On the other hand, the firm sees combined EHR sales for hospitals and ambulatory care falling about 34% from its high-water mark of $9.2 billion in 2012 to just over $6 billion in 2016. The reason for the projected slowdown is that with $13.2 billion of the federal EHR incentive money spent through March, according to the latest CMS data, $9.3 billion in stimulus money remains.
The results have been dramatic, of course. So far, 73% of hospitals and 48.5% of officebased physicians and “other professionals” have purchased, installed or upgraded to certified EHR systems and received initial— and their largest—payments under the programs. “The incentive payments were frontloaded,” said Arun Mathews, chief medical information officer at Medical Center Health System in Odessa, Texas. “The Stage 1 money is going to be the biggest checks anyone is going to get.”
“EHRs have peaked,” agreed Nancy Fabozzi, the principal healthcare analyst at Frost & Sullivan, but it doesn’t follow that overall healthcare IT sales will be dragged down. “There are thousands of companies selling thousands of products—hardware, software and services … (with) no really solid, definitive number for this (entire) market. The pricing is very opaque. It’s still very secretive. Vendors won’t tell you. Providers won’t tell you. … If somebody put a gun to my head, I’d say 6% per year (growth) for everything,” she said.

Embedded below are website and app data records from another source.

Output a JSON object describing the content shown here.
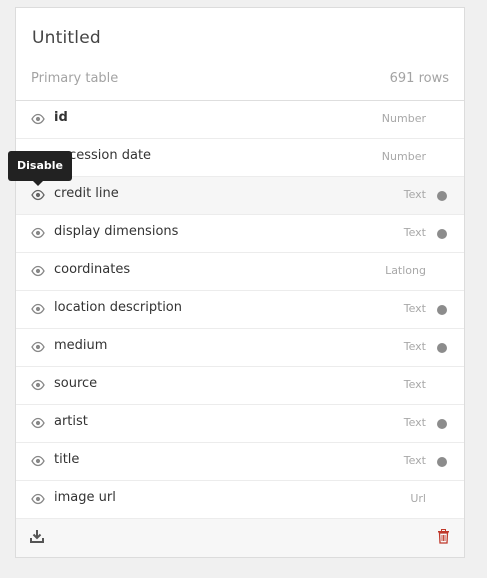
{
  "card": {
    "title": "Untitled",
    "subtitle": "Primary table",
    "row_count": "691 rows"
  },
  "tooltip": {
    "text": "Disable"
  },
  "columns": [
    {
      "name": "id",
      "type": "Number",
      "bold": true,
      "dot": false
    },
    {
      "name": "accession date",
      "type": "Number",
      "bold": false,
      "dot": false
    },
    {
      "name": "credit line",
      "type": "Text",
      "bold": false,
      "dot": true
    },
    {
      "name": "display dimensions",
      "type": "Text",
      "bold": false,
      "dot": true
    },
    {
      "name": "coordinates",
      "type": "Latlong",
      "bold": false,
      "dot": false
    },
    {
      "name": "location description",
      "type": "Text",
      "bold": false,
      "dot": true
    },
    {
      "name": "medium",
      "type": "Text",
      "bold": false,
      "dot": true
    },
    {
      "name": "source",
      "type": "Text",
      "bold": false,
      "dot": false
    },
    {
      "name": "artist",
      "type": "Text",
      "bold": false,
      "dot": true
    },
    {
      "name": "title",
      "type": "Text",
      "bold": false,
      "dot": true
    },
    {
      "name": "image url",
      "type": "Url",
      "bold": false,
      "dot": false
    }
  ],
  "icons": {
    "visibility": "eye-icon",
    "download": "download-icon",
    "delete": "trash-icon"
  },
  "colors": {
    "dot": "#8c8c8c",
    "delete": "#c0392b",
    "tooltip_bg": "#222222"
  }
}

BCC Research is significantly more optimistic. Not only does the firm see spending on EHRs continuing to grow, but also spending on hardware, chiefly for telemedicine, will rise, too (See chart, p. 6).
One factor that could put a damper on the boom is a shortage of capital at provider organizations, which will continue to be under pressure from payers in the public and private sectors to cut costs. “What’s a counterweight to all this is decreasing reimbursement and hospitals and healthcare systems operating on thinner margins,” said Mitch Morris, vice chairman of Deloitte and national sector leader of the healthcare provider practice at the global consulting firm. Two years ago, Morris said, HIMSS Analytics, the data analysis arm of the Chicago-based Healthcare Information and Management Systems Society, surveyed chief information officers about their health IT priorities. “Seventy-one percent said they were going to do a major upgrade on their patient accounting system. Two years later, almost no one has replaced their patient accounting system. So, there’s a disconnect between what the CIOs want and plan for and what CFOs are going to write a check for,” he said.
But that doesn’t appear to be the problem at PIH Health in California, where Lee has watched the hospital computerization revolution unfold from the beginning. In 2006, the hospital began installing an EHR that eventually computerized physician-order entry, integrated the pharmacy system and included nursing and physician documentation.
After the hospital met the government’s Stage 1 meaningful-use criteria and was paid under the Medicare portion of the federal EHR incentive program, it moved on to expanding the system to all of its affiliated physicians’ offices. Expansion to its last 15 physician offices, which have a total of 80 providers, will be completed next year. And now, as it plans for new systems such as bar-code medication administration and data warehousing, PIH has set a loftier goal: achieving Stage 7, the highest level of the health IT certification process developed by HIMSS Analytics.
Only an elite 109 hospitals in the U.S. have achieved Stage 7, according to the HIMSS Analytics website.
For Lee, attaining Stage 7 “would further show our commitment of leveraging technology to improve quality of care and patient safety across our integrated delivery system.”